# [Entries provided]
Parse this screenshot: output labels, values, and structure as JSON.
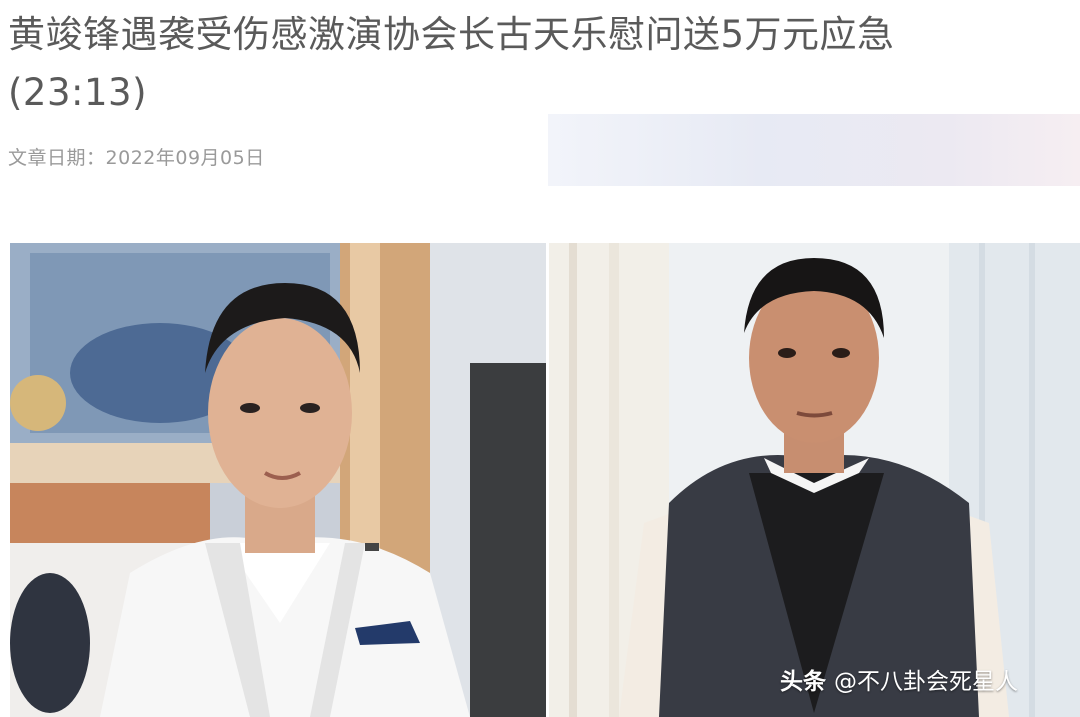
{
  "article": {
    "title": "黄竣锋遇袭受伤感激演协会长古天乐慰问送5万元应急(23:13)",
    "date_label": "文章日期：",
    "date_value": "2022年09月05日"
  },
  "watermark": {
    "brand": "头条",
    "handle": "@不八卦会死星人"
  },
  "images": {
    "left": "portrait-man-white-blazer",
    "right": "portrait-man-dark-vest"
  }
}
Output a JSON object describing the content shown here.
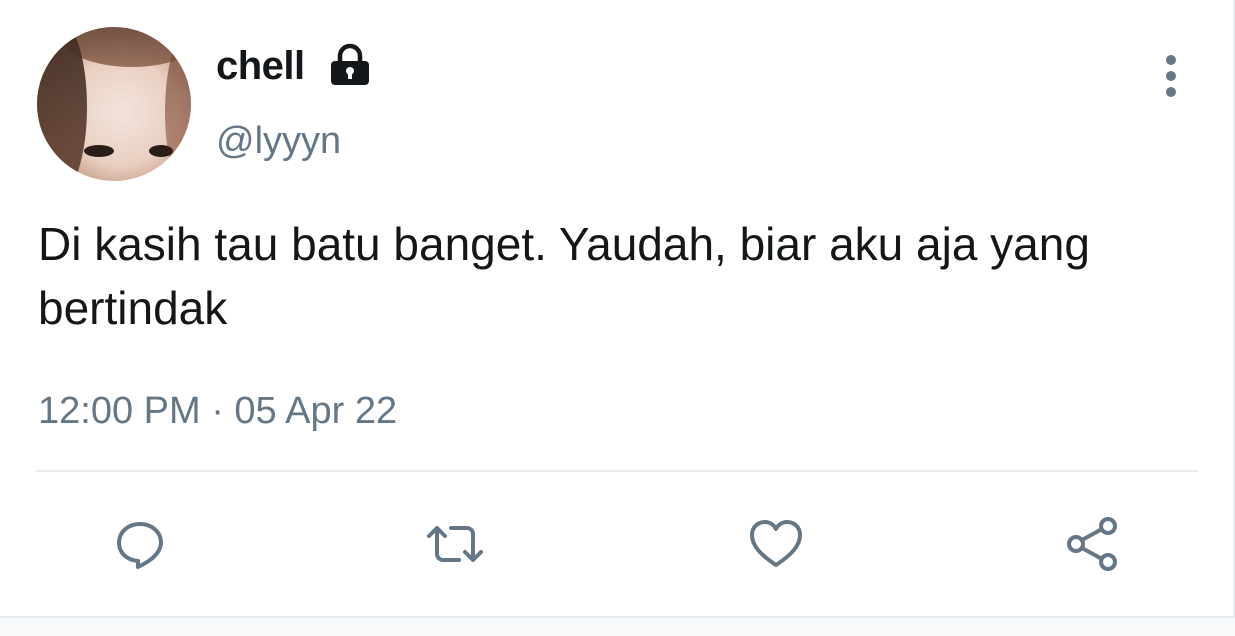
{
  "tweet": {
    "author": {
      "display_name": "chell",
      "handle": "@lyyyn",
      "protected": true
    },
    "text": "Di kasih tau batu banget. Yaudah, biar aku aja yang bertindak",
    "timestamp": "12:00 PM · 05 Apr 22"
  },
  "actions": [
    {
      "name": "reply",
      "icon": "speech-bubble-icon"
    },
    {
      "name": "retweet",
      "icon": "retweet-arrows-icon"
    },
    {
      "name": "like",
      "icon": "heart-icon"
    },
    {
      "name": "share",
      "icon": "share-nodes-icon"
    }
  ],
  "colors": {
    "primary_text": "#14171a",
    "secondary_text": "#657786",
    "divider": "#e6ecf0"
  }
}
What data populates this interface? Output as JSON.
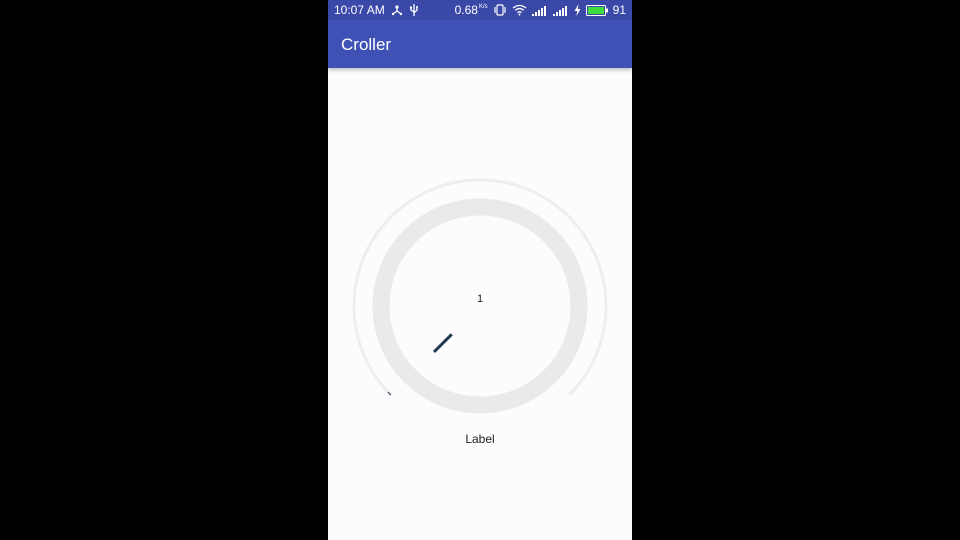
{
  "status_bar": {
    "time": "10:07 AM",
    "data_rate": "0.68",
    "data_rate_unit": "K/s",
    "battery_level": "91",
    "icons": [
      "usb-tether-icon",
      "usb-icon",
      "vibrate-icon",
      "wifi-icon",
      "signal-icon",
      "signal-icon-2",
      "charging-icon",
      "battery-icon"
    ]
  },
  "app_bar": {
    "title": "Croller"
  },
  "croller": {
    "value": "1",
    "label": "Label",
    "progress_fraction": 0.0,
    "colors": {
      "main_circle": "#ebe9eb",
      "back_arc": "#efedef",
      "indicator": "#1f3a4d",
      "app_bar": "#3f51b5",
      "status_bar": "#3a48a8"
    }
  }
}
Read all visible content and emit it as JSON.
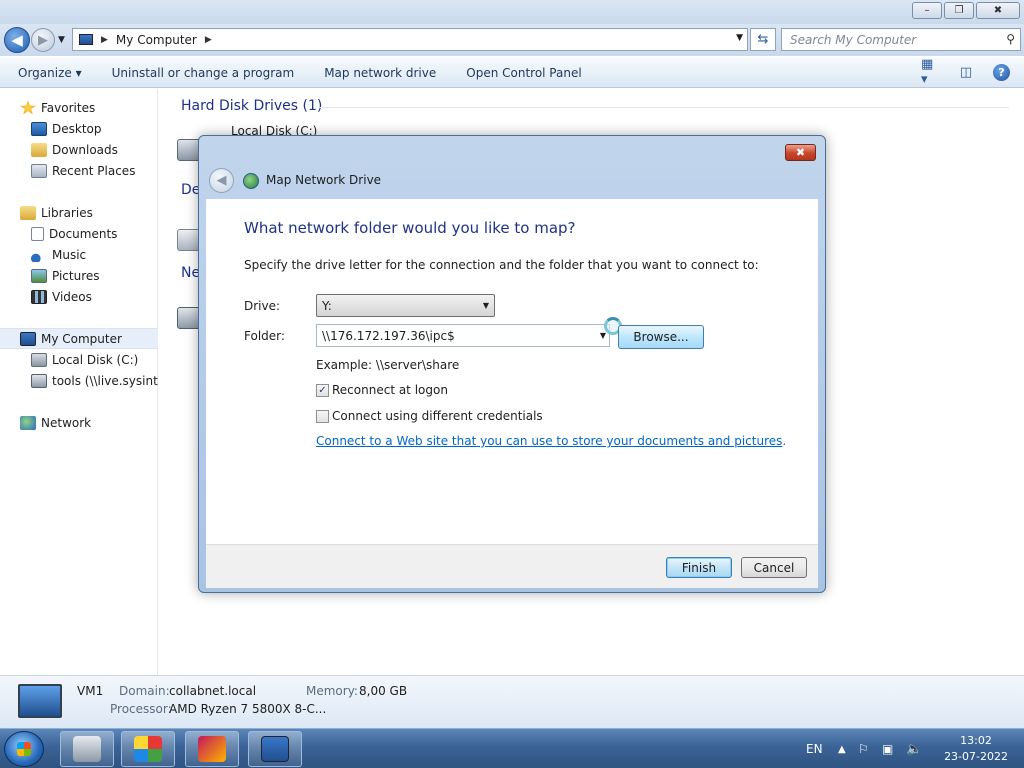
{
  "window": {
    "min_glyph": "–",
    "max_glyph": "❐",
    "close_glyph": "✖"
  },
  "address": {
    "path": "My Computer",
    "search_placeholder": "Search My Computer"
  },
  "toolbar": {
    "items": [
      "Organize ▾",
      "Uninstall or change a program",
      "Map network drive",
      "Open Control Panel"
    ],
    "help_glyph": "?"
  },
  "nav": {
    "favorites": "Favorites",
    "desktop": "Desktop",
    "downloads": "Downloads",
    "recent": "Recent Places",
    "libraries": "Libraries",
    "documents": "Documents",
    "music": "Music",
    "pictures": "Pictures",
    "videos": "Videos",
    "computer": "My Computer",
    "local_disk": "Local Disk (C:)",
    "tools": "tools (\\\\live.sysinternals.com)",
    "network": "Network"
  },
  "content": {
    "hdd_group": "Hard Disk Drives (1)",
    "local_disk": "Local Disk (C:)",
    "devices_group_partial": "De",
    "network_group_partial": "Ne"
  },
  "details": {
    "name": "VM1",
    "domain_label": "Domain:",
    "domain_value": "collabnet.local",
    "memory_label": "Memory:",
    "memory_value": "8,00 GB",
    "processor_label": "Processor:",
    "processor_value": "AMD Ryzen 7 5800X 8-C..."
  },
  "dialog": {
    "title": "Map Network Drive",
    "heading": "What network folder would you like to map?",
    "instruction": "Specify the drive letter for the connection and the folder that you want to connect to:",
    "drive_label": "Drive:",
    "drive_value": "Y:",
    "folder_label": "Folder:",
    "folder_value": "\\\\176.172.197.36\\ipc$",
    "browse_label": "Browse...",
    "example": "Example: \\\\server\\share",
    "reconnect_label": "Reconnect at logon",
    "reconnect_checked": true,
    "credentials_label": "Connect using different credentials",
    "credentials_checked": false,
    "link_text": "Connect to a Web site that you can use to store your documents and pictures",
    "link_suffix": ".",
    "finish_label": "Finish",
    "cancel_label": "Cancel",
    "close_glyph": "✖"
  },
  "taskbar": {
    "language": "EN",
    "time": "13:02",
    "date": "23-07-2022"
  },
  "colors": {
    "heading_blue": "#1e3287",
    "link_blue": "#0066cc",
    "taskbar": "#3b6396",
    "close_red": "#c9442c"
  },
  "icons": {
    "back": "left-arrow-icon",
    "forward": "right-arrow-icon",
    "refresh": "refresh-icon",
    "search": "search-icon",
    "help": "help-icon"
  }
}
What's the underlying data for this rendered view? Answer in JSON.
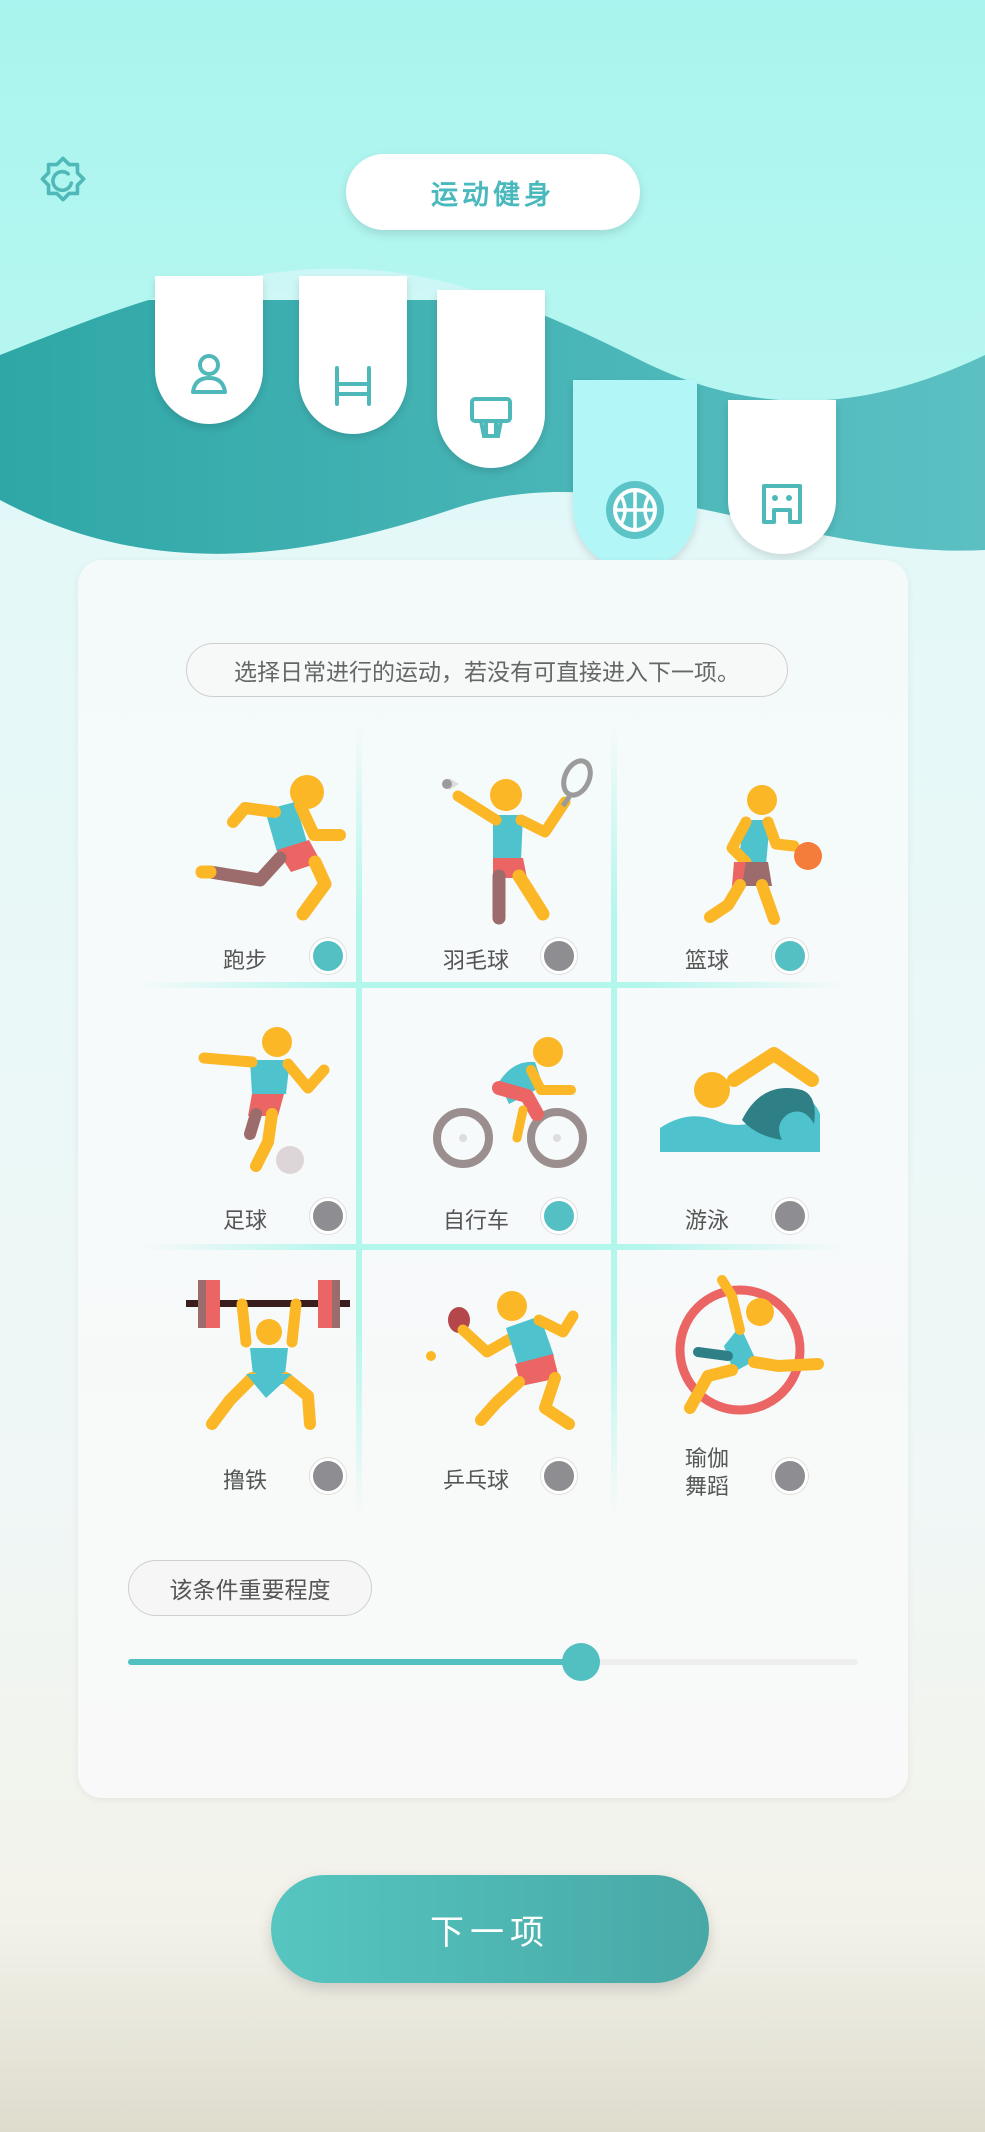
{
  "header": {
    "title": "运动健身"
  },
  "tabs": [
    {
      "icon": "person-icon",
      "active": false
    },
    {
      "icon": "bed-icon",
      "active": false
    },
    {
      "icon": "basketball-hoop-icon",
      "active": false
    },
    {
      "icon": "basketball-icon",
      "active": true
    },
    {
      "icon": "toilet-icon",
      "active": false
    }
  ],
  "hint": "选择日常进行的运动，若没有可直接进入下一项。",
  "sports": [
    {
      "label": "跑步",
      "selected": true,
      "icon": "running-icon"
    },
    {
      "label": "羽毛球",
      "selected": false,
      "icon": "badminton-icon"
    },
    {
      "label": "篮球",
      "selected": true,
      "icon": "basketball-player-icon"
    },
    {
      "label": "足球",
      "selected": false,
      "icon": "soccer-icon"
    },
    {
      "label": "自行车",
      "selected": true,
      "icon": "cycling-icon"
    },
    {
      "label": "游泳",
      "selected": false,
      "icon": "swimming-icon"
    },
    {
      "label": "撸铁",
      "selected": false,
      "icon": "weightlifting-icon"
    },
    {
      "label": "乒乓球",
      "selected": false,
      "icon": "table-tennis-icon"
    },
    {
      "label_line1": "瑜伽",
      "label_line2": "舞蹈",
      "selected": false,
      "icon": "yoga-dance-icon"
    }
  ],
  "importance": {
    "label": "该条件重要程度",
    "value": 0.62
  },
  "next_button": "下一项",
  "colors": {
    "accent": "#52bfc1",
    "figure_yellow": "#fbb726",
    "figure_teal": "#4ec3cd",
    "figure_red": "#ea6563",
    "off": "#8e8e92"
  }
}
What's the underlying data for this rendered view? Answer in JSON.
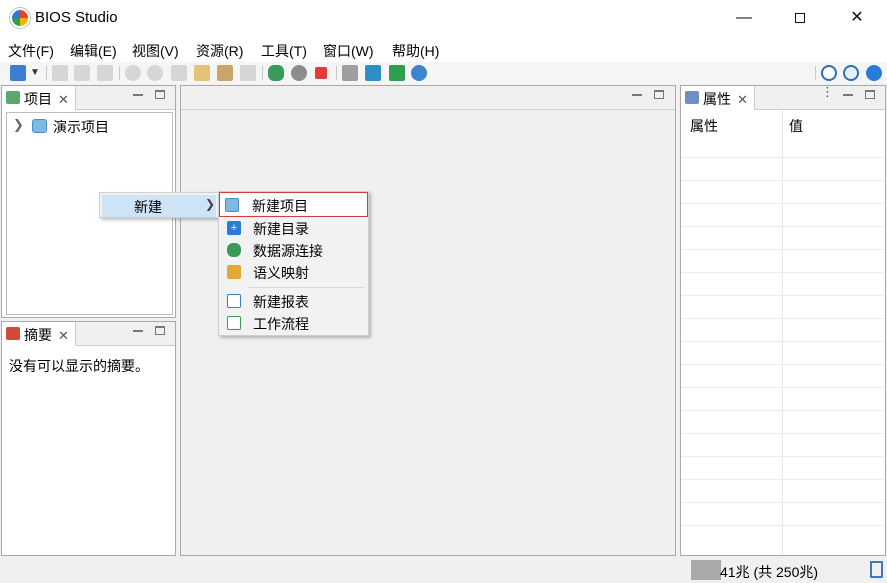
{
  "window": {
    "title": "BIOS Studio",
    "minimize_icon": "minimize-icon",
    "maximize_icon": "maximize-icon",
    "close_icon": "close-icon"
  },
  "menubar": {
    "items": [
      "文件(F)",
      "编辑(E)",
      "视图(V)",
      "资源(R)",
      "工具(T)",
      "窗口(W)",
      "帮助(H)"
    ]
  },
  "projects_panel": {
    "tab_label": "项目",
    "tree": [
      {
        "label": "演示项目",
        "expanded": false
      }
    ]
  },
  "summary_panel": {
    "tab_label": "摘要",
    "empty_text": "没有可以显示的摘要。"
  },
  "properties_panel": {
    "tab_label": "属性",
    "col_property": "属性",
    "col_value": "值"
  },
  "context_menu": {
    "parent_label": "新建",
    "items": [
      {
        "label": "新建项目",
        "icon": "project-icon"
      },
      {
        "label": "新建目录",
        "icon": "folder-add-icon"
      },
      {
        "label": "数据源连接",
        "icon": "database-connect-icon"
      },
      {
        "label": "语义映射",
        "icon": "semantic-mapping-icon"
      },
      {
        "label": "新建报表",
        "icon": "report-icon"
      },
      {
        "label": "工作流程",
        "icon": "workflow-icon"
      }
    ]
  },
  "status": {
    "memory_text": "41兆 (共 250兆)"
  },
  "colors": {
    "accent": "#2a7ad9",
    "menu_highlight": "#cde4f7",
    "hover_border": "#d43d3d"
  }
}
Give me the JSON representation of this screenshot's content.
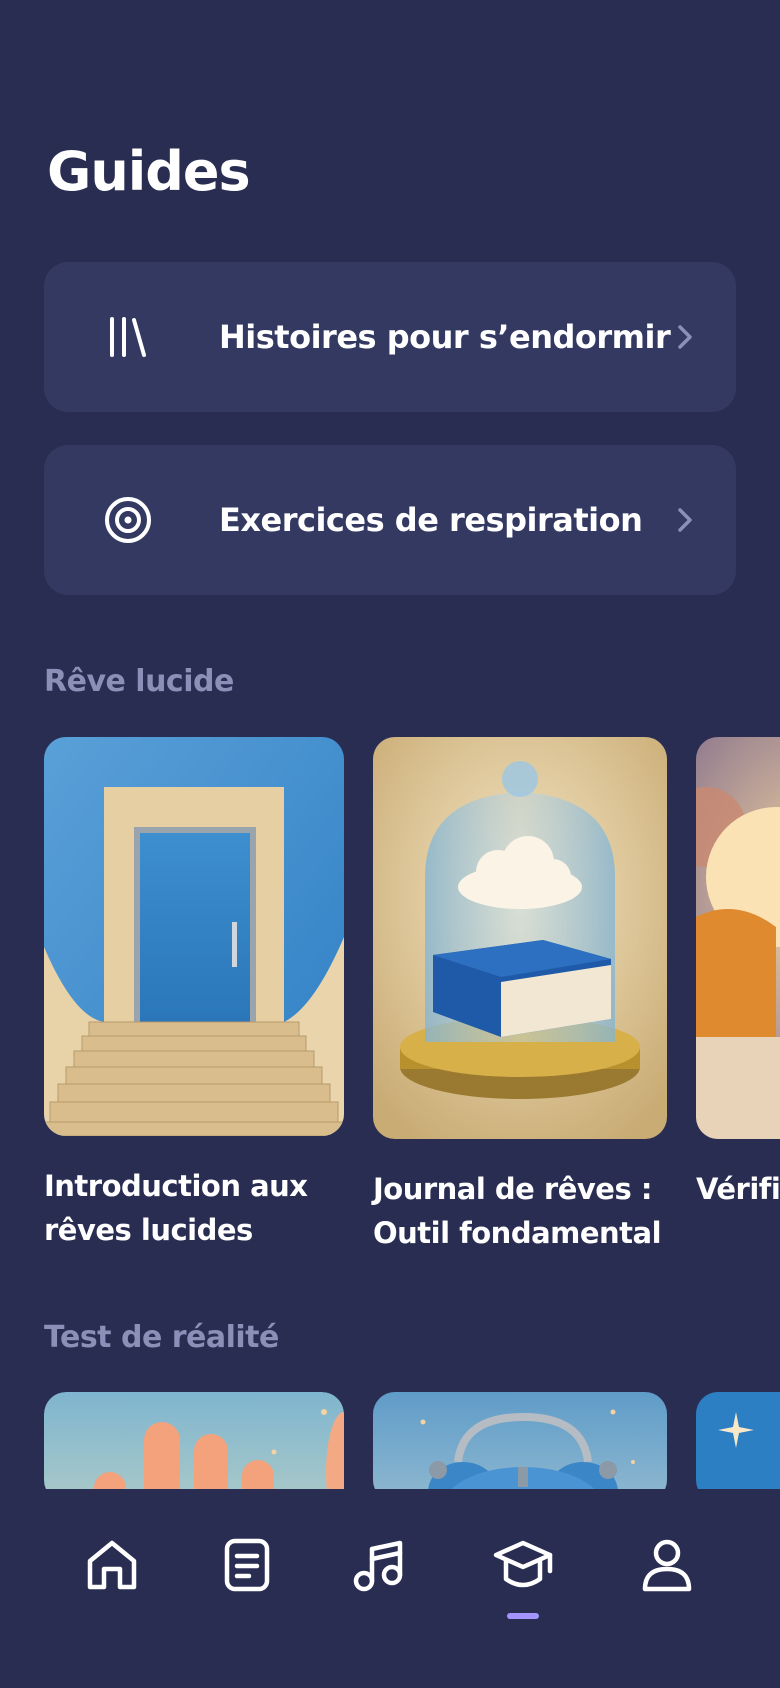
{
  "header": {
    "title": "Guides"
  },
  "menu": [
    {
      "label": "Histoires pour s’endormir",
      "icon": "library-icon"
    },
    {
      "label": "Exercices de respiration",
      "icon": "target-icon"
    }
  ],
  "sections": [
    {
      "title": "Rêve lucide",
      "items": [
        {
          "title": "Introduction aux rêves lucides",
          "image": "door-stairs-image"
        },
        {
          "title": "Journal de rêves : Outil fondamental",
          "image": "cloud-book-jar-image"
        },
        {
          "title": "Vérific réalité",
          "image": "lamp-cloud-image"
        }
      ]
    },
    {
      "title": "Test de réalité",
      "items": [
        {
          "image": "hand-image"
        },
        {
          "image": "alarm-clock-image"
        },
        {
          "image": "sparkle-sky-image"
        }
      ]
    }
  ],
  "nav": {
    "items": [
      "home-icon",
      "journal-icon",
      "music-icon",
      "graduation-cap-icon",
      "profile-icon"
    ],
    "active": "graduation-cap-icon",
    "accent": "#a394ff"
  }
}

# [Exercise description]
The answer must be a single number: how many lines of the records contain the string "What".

# [Task response]
4